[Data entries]
^^^^^^^^
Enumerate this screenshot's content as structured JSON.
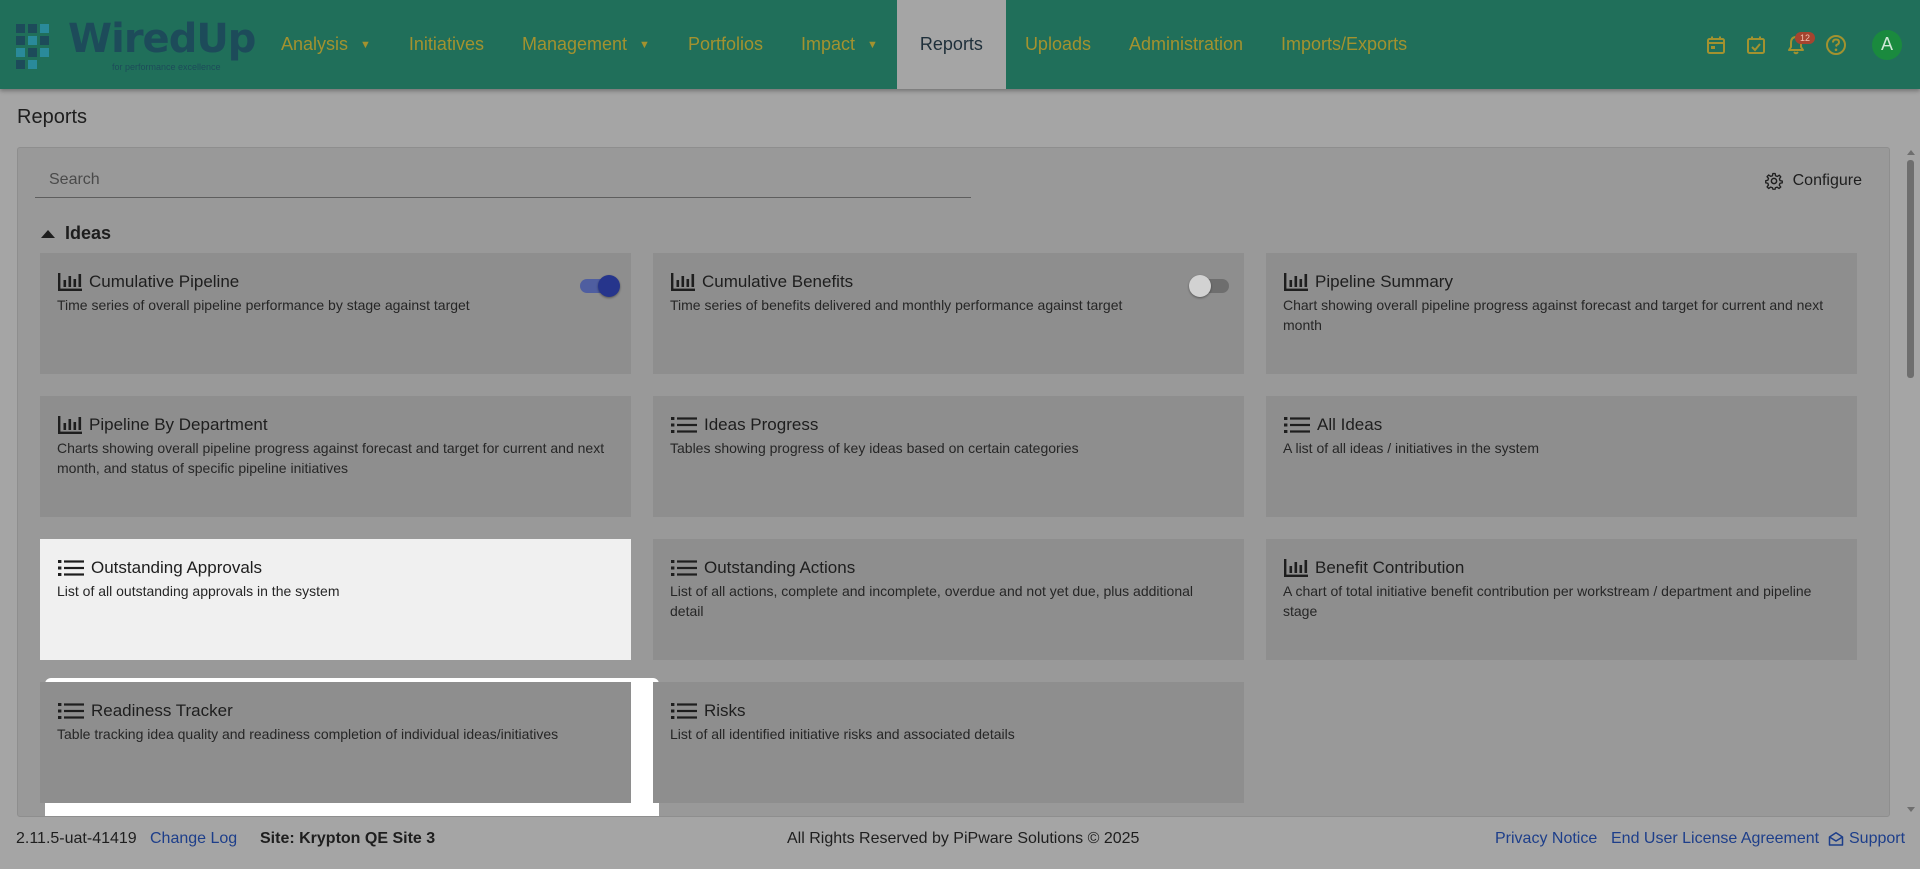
{
  "header": {
    "logo_text": "WiredUp",
    "logo_tagline": "for performance excellence",
    "nav": [
      {
        "label": "Analysis",
        "caret": true
      },
      {
        "label": "Initiatives",
        "caret": false
      },
      {
        "label": "Management",
        "caret": true
      },
      {
        "label": "Portfolios",
        "caret": false
      },
      {
        "label": "Impact",
        "caret": true
      },
      {
        "label": "Reports",
        "caret": false,
        "active": true
      },
      {
        "label": "Uploads",
        "caret": false
      },
      {
        "label": "Administration",
        "caret": false
      },
      {
        "label": "Imports/Exports",
        "caret": false
      }
    ],
    "notification_count": "12",
    "avatar_initial": "A",
    "icons": [
      "calendar-icon",
      "calendar-check-icon",
      "bell-icon",
      "help-icon"
    ]
  },
  "page": {
    "title": "Reports",
    "search_placeholder": "Search",
    "configure_label": "Configure",
    "section_title": "Ideas"
  },
  "cards": [
    {
      "title": "Cumulative Pipeline",
      "desc": "Time series of overall pipeline performance by stage against target",
      "icon": "bar-chart-icon",
      "toggle": "on"
    },
    {
      "title": "Cumulative Benefits",
      "desc": "Time series of benefits delivered and monthly performance against target",
      "icon": "bar-chart-icon",
      "toggle": "off"
    },
    {
      "title": "Pipeline Summary",
      "desc": "Chart showing overall pipeline progress against forecast and target for current and next month",
      "icon": "bar-chart-icon"
    },
    {
      "title": "Pipeline By Department",
      "desc": "Charts showing overall pipeline progress against forecast and target for current and next month, and status of specific pipeline initiatives",
      "icon": "bar-chart-icon"
    },
    {
      "title": "Ideas Progress",
      "desc": "Tables showing progress of key ideas based on certain categories",
      "icon": "list-icon"
    },
    {
      "title": "All Ideas",
      "desc": "A list of all ideas / initiatives in the system",
      "icon": "list-icon"
    },
    {
      "title": "Outstanding Approvals",
      "desc": "List of all outstanding approvals in the system",
      "icon": "list-icon",
      "highlighted": true
    },
    {
      "title": "Outstanding Actions",
      "desc": "List of all actions, complete and incomplete, overdue and not yet due, plus additional detail",
      "icon": "list-icon"
    },
    {
      "title": "Benefit Contribution",
      "desc": "A chart of total initiative benefit contribution per workstream / department and pipeline stage",
      "icon": "bar-chart-icon"
    },
    {
      "title": "Readiness Tracker",
      "desc": "Table tracking idea quality and readiness completion of individual ideas/initiatives",
      "icon": "list-icon"
    },
    {
      "title": "Risks",
      "desc": "List of all identified initiative risks and associated details",
      "icon": "list-icon"
    }
  ],
  "footer": {
    "version": "2.11.5-uat-41419",
    "change_log": "Change Log",
    "site": "Site: Krypton QE Site 3",
    "rights": "All Rights Reserved by PiPware Solutions © 2025",
    "privacy": "Privacy Notice",
    "eula": "End User License Agreement",
    "support": "Support"
  },
  "colors": {
    "header_bg": "#206f5a",
    "nav_text": "#a3922f",
    "link": "#1d3e8a",
    "toggle_on": "#26358c",
    "avatar": "#1a8a3e"
  }
}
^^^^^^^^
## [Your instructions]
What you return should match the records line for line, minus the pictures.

## [Result of this exercise]
Enumerate this screenshot's content as structured JSON.
{
  "header": {
    "logo_text": "WiredUp",
    "logo_tagline": "for performance excellence",
    "nav": [
      {
        "label": "Analysis",
        "caret": true
      },
      {
        "label": "Initiatives",
        "caret": false
      },
      {
        "label": "Management",
        "caret": true
      },
      {
        "label": "Portfolios",
        "caret": false
      },
      {
        "label": "Impact",
        "caret": true
      },
      {
        "label": "Reports",
        "caret": false,
        "active": true
      },
      {
        "label": "Uploads",
        "caret": false
      },
      {
        "label": "Administration",
        "caret": false
      },
      {
        "label": "Imports/Exports",
        "caret": false
      }
    ],
    "notification_count": "12",
    "avatar_initial": "A",
    "icons": [
      "calendar-icon",
      "calendar-check-icon",
      "bell-icon",
      "help-icon"
    ]
  },
  "page": {
    "title": "Reports",
    "search_placeholder": "Search",
    "configure_label": "Configure",
    "section_title": "Ideas"
  },
  "cards": [
    {
      "title": "Cumulative Pipeline",
      "desc": "Time series of overall pipeline performance by stage against target",
      "icon": "bar-chart-icon",
      "toggle": "on"
    },
    {
      "title": "Cumulative Benefits",
      "desc": "Time series of benefits delivered and monthly performance against target",
      "icon": "bar-chart-icon",
      "toggle": "off"
    },
    {
      "title": "Pipeline Summary",
      "desc": "Chart showing overall pipeline progress against forecast and target for current and next month",
      "icon": "bar-chart-icon"
    },
    {
      "title": "Pipeline By Department",
      "desc": "Charts showing overall pipeline progress against forecast and target for current and next month, and status of specific pipeline initiatives",
      "icon": "bar-chart-icon"
    },
    {
      "title": "Ideas Progress",
      "desc": "Tables showing progress of key ideas based on certain categories",
      "icon": "list-icon"
    },
    {
      "title": "All Ideas",
      "desc": "A list of all ideas / initiatives in the system",
      "icon": "list-icon"
    },
    {
      "title": "Outstanding Approvals",
      "desc": "List of all outstanding approvals in the system",
      "icon": "list-icon",
      "highlighted": true
    },
    {
      "title": "Outstanding Actions",
      "desc": "List of all actions, complete and incomplete, overdue and not yet due, plus additional detail",
      "icon": "list-icon"
    },
    {
      "title": "Benefit Contribution",
      "desc": "A chart of total initiative benefit contribution per workstream / department and pipeline stage",
      "icon": "bar-chart-icon"
    },
    {
      "title": "Readiness Tracker",
      "desc": "Table tracking idea quality and readiness completion of individual ideas/initiatives",
      "icon": "list-icon"
    },
    {
      "title": "Risks",
      "desc": "List of all identified initiative risks and associated details",
      "icon": "list-icon"
    }
  ],
  "footer": {
    "version": "2.11.5-uat-41419",
    "change_log": "Change Log",
    "site": "Site: Krypton QE Site 3",
    "rights": "All Rights Reserved by PiPware Solutions © 2025",
    "privacy": "Privacy Notice",
    "eula": "End User License Agreement",
    "support": "Support"
  },
  "colors": {
    "header_bg": "#206f5a",
    "nav_text": "#a3922f",
    "link": "#1d3e8a",
    "toggle_on": "#26358c",
    "avatar": "#1a8a3e"
  }
}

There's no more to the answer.